Ruler of all you survey: How to make the best use of Word’s rulers
The way in which most users set a hanging indent is as follows. They type until they get to the beginning of the second line of the paragraph, and they press Tab. Then they type to the beginning of the next line and press Tab. And so they continue. They end up with paragraphs which (with non-printing characters displayed) look something like this:
Later, if they need to add or delete a word somewhere, or paste it into another document with different margins, the text will go all over the place, and some poor soul will have to spend a great deal of time reformatting the document.
To avoid spaghetti indents, set indents using the ruler:
If you work for a company of any size at all, then simply getting your staff to use the ruler properly will save them many hours every week, and significantly increase your company's profitability.
What rulers? Where?
Although Word’s rulers, both horizontal and vertical, are displayed by default, you or the person who set up or previously used your computer may have hidden them to maximize usable screen area. If you don’t see anything at the top or side of your screen that looks like a ruler, here’s what to do:
Word 2003 and earlier
Want the best of both worlds? Want to see the ruler only when you need to use it? Toggle the ruler display off on the View menu, and check the box for “Provide feedback with animation” on the General tab of Tools | Options. You will then see just the edge of one or both rulers. When you carefully mouse over this edge, the ruler will slide into view.
Word 2007 and above
Using the horizontal ruler
Using the horizontal ruler can save you a lot of trips to the Tabs, Paragraph, and Page Setup dialogs (or make it easier to get there). It is also useful when working in tables or columns.
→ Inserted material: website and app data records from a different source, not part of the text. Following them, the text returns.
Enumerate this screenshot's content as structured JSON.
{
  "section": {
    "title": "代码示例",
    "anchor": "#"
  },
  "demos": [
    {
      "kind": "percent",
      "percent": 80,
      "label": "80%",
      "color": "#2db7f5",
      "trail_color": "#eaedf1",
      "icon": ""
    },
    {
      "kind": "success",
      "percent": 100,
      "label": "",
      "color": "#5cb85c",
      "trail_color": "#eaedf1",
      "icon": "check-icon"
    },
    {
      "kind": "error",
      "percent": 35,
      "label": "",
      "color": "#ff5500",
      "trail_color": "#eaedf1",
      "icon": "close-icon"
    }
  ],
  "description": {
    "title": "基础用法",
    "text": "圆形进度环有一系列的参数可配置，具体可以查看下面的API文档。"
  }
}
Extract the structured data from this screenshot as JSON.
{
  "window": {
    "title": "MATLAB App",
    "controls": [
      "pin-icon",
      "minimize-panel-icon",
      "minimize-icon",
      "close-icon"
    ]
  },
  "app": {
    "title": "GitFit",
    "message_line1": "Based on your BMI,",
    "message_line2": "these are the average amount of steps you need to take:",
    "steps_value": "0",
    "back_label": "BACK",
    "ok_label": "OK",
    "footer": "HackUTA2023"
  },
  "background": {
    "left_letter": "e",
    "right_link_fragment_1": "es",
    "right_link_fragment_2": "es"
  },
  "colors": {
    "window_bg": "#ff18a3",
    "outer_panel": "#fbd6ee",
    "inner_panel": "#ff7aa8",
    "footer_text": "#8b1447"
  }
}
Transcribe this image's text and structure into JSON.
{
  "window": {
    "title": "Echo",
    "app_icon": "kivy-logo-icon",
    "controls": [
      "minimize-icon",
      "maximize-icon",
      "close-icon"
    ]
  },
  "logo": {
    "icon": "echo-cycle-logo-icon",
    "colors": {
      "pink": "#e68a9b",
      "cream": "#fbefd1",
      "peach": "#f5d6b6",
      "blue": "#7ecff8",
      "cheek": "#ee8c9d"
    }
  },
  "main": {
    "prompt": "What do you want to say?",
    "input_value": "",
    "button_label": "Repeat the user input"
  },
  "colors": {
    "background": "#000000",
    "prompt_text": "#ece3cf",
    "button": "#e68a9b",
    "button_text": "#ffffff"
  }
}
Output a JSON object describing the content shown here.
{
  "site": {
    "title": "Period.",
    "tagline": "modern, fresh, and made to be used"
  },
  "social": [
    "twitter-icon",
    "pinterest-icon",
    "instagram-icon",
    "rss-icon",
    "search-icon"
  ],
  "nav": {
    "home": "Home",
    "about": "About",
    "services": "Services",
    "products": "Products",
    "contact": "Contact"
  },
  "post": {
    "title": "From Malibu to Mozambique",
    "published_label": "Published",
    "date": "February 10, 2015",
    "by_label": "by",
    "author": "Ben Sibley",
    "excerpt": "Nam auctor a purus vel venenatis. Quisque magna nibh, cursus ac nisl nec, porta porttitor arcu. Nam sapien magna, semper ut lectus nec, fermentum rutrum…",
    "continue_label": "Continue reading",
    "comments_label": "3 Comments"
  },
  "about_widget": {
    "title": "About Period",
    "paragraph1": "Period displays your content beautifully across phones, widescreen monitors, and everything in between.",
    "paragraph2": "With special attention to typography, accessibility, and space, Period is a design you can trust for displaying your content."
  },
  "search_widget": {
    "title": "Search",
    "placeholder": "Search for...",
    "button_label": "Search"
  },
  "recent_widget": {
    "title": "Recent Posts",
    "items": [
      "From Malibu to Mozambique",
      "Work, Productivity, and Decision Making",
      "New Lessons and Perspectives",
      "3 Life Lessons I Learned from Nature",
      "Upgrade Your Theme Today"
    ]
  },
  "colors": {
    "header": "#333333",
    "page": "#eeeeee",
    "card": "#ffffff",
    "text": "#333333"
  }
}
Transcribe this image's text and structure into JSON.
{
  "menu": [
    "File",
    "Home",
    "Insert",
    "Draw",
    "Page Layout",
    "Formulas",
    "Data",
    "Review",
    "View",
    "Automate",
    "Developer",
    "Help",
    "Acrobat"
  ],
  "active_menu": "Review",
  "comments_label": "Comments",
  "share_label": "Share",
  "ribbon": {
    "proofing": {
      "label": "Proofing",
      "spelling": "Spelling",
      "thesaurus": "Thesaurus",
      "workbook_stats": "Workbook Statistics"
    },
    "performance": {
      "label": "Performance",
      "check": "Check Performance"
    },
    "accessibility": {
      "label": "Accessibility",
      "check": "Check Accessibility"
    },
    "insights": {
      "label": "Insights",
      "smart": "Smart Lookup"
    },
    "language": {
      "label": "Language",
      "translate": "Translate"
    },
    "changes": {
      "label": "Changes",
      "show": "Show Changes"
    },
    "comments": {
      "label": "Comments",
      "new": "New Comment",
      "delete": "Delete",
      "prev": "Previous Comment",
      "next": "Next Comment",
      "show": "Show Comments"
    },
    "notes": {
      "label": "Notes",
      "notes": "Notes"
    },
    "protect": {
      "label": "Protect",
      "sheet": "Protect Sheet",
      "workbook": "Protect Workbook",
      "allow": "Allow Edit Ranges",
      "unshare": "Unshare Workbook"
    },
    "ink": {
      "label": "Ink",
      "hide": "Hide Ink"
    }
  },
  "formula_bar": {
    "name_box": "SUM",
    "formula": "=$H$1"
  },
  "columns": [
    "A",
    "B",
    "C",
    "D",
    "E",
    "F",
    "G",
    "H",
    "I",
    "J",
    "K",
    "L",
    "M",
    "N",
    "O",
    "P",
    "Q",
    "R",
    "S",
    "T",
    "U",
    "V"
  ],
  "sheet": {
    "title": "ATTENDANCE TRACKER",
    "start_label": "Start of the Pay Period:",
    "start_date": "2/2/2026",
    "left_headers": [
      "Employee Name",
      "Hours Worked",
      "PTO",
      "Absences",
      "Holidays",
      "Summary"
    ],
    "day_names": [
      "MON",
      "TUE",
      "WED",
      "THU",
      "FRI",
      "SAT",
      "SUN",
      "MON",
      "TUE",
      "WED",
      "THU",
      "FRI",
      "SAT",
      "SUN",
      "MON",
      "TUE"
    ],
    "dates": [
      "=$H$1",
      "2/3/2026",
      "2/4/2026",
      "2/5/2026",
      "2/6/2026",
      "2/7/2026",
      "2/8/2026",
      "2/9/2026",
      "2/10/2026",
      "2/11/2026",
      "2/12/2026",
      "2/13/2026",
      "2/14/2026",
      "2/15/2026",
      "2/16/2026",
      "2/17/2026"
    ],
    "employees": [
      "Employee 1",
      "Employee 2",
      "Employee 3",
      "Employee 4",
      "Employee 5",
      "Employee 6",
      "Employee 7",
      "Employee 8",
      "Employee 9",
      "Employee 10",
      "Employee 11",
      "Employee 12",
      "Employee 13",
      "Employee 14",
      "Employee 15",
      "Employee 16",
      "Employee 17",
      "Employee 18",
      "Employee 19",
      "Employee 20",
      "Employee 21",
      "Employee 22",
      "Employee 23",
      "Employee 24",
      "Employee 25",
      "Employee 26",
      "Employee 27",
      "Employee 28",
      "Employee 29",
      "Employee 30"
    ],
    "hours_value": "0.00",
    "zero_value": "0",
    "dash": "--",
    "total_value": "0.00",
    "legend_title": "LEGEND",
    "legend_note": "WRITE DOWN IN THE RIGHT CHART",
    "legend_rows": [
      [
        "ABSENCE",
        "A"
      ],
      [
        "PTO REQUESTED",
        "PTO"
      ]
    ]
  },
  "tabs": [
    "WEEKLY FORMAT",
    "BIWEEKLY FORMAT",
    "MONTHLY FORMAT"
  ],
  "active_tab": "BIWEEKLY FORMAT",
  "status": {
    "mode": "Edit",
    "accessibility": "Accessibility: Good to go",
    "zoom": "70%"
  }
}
For a full explanation of how to set tabs using the ruler, see Setting tabs.
When you need to use the Tabs dialog to refine your tab formatting by adding tab leaders or fine-tuning the location of tab stops, you can access this dialog from the ruler. With the mouse pointer on a tab marker or the ruler itself, right-double-click with your mouse; or left double-click on the grey portion at the bottom of the ruler. The chief drawback to this method is that it results in setting a tab stop if you have clicked where there was not already a tab marker.
Setting paragraph margins and indents
By default, ruler sliders snap to “detents” or “click-stops” at intervals (the interval is ⅛″ or .17″ if you have selected inches as your unit of measurement). But you can override this behavior by pressing Alt while dragging. Not only does this allow the sliders to move freely, but the relative measurements are displayed as you drag (as illustrated below).
Setting page margins
The horizontal ruler can also be used to set left and right page margins, but only in Page Layout (Print Layout) view. If you hover your mouse just above the Left Indent or Right Indent marker, you will see that the pointer changes to a double-headed horizontal arrow, and the ScreenTip says “Left Margin” or “Right Margin.”
Dragging will then change the corresponding margin. Once again, pressing Alt will allow you to see the relative measurements as you drag.
You should note an important difference between this action and the action of setting tabs or paragraph margins or indents using the ruler. When you change paragraph formatting or set tabs without text selected, your actions apply to the paragraph in which the insertion point is located. If you have multiple paragraphs selected, the formatting is applied to all the selected text. Because page margins are a section property, however, when you change margins, whether or not you have text selected, the margins will be changed for the entire document (or the current section if there is more than one). This may surprise former WordPerfect users, who have been accustomed to being able to change page margins for selected text (Word accomplishes the same thing by changing the paragraph margins).
Using the rulers to format tables and columns
In the same way, you can resize newspaper-style columns and table rows and columns using the rulers. Although it is generally easier to drag row and column borders within a table (especially given the risk of dragging paragraph margins instead of column margins on the ruler), there is no other way to size newspaper-style columns outside the Columns dialog. And here, too, you can press Alt and press and hold the left mouse button to get a display of the current dimensions of rows and columns.
For newspaper-style columns, what you can do with the ruler depends on whether or not you have checked “Equal column width” in the Columns dialog; if this option is not checked, you can adjust the width of each column and the distance between columns independently; if it is checked, then dragging one marker drags all equally. (For more on working with columns, see The strait and narrow: using columns.)
Using the horizontal ruler as a diagnostic tool
If you choose not to display the horizontal ruler, you are missing out on one of the most informative features of the Word workspace. Because it displays paragraph indents and tabs, it can be very helpful in troubleshooting problems with paragraph formatting. And if you’ve ever had text disappear entirely from a table cell because of a negative right paragraph indent combined with right-aligned text, you’ll know how helpful the ruler can be in troubleshooting table formatting. Naturally there will be times when you want to eliminate clutter (though really this is what Print Preview is for), but as a general rule, you would be well advised to keep the rulers visible.
This article copyright © 2000, 2016 by Suzanne S. Barnhill. Portions of this article (including the Overview and screen shots) were added by Word MVP Dave Rado when it was originally published on the Word MVP FAQ site (of which he was Webmaster).